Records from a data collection
____________
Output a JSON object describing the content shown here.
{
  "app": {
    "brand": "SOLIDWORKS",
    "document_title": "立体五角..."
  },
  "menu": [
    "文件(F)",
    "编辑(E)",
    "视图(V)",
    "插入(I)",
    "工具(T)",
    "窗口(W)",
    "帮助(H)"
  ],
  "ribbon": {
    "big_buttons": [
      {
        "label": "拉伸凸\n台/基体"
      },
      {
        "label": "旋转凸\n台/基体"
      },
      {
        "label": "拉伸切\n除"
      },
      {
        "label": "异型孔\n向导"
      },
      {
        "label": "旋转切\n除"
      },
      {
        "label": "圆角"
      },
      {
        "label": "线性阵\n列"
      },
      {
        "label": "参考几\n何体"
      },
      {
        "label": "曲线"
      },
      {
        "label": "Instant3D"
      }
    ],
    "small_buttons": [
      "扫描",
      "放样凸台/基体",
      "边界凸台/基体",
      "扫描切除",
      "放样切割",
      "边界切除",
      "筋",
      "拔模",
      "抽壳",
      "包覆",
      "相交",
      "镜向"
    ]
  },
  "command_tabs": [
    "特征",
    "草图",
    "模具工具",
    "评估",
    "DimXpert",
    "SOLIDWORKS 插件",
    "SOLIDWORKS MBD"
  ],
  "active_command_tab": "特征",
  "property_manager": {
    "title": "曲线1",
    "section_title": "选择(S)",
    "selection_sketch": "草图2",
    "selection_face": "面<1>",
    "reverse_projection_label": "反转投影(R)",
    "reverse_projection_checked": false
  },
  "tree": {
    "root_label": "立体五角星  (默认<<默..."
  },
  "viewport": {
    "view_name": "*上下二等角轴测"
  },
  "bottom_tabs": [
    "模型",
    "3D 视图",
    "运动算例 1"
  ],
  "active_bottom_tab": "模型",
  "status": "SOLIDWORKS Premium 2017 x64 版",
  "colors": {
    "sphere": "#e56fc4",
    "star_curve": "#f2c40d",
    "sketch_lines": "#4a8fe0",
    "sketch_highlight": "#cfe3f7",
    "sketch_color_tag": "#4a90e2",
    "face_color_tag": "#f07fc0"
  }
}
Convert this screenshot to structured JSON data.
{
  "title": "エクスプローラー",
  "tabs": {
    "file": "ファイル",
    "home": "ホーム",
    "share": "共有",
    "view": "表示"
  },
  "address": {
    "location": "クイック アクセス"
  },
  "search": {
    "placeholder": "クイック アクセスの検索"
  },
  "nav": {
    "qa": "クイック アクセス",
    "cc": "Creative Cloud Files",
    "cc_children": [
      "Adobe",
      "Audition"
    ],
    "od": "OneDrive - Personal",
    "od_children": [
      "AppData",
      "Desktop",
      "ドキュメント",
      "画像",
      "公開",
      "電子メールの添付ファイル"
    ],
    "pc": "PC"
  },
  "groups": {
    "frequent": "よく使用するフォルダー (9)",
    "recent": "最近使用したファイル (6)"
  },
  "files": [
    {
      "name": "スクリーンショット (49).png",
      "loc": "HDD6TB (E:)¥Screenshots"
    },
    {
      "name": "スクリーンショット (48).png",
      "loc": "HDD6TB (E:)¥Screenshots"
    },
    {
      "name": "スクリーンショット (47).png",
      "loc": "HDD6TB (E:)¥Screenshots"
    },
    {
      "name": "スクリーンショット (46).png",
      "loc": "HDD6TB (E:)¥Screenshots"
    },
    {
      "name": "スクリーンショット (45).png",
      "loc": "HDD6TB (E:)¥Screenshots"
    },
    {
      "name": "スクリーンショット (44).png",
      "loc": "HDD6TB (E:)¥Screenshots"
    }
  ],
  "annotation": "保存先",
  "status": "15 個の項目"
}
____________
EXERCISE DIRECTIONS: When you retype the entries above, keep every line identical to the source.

TASK OUTPUT:
Output a JSON object describing the content shown here.
{
  "app": {
    "brand": "SOLIDWORKS",
    "document_title": "立体五角..."
  },
  "menu": [
    "文件(F)",
    "编辑(E)",
    "视图(V)",
    "插入(I)",
    "工具(T)",
    "窗口(W)",
    "帮助(H)"
  ],
  "ribbon": {
    "big_buttons": [
      {
        "label": "拉伸凸\n台/基体"
      },
      {
        "label": "旋转凸\n台/基体"
      },
      {
        "label": "拉伸切\n除"
      },
      {
        "label": "异型孔\n向导"
      },
      {
        "label": "旋转切\n除"
      },
      {
        "label": "圆角"
      },
      {
        "label": "线性阵\n列"
      },
      {
        "label": "参考几\n何体"
      },
      {
        "label": "曲线"
      },
      {
        "label": "Instant3D"
      }
    ],
    "small_buttons": [
      "扫描",
      "放样凸台/基体",
      "边界凸台/基体",
      "扫描切除",
      "放样切割",
      "边界切除",
      "筋",
      "拔模",
      "抽壳",
      "包覆",
      "相交",
      "镜向"
    ]
  },
  "command_tabs": [
    "特征",
    "草图",
    "模具工具",
    "评估",
    "DimXpert",
    "SOLIDWORKS 插件",
    "SOLIDWORKS MBD"
  ],
  "active_command_tab": "特征",
  "property_manager": {
    "title": "曲线1",
    "section_title": "选择(S)",
    "selection_sketch": "草图2",
    "selection_face": "面<1>",
    "reverse_projection_label": "反转投影(R)",
    "reverse_projection_checked": false
  },
  "tree": {
    "root_label": "立体五角星  (默认<<默..."
  },
  "viewport": {
    "view_name": "*上下二等角轴测"
  },
  "bottom_tabs": [
    "模型",
    "3D 视图",
    "运动算例 1"
  ],
  "active_bottom_tab": "模型",
  "status": "SOLIDWORKS Premium 2017 x64 版",
  "colors": {
    "sphere": "#e56fc4",
    "star_curve": "#f2c40d",
    "sketch_lines": "#4a8fe0",
    "sketch_highlight": "#cfe3f7",
    "sketch_color_tag": "#4a90e2",
    "face_color_tag": "#f07fc0"
  }
}
Convert this screenshot to structured JSON data.
{
  "title": "エクスプローラー",
  "tabs": {
    "file": "ファイル",
    "home": "ホーム",
    "share": "共有",
    "view": "表示"
  },
  "address": {
    "location": "クイック アクセス"
  },
  "search": {
    "placeholder": "クイック アクセスの検索"
  },
  "nav": {
    "qa": "クイック アクセス",
    "cc": "Creative Cloud Files",
    "cc_children": [
      "Adobe",
      "Audition"
    ],
    "od": "OneDrive - Personal",
    "od_children": [
      "AppData",
      "Desktop",
      "ドキュメント",
      "画像",
      "公開",
      "電子メールの添付ファイル"
    ],
    "pc": "PC"
  },
  "groups": {
    "frequent": "よく使用するフォルダー (9)",
    "recent": "最近使用したファイル (6)"
  },
  "files": [
    {
      "name": "スクリーンショット (49).png",
      "loc": "HDD6TB (E:)¥Screenshots"
    },
    {
      "name": "スクリーンショット (48).png",
      "loc": "HDD6TB (E:)¥Screenshots"
    },
    {
      "name": "スクリーンショット (47).png",
      "loc": "HDD6TB (E:)¥Screenshots"
    },
    {
      "name": "スクリーンショット (46).png",
      "loc": "HDD6TB (E:)¥Screenshots"
    },
    {
      "name": "スクリーンショット (45).png",
      "loc": "HDD6TB (E:)¥Screenshots"
    },
    {
      "name": "スクリーンショット (44).png",
      "loc": "HDD6TB (E:)¥Screenshots"
    }
  ],
  "annotation": "保存先",
  "status": "15 個の項目"
}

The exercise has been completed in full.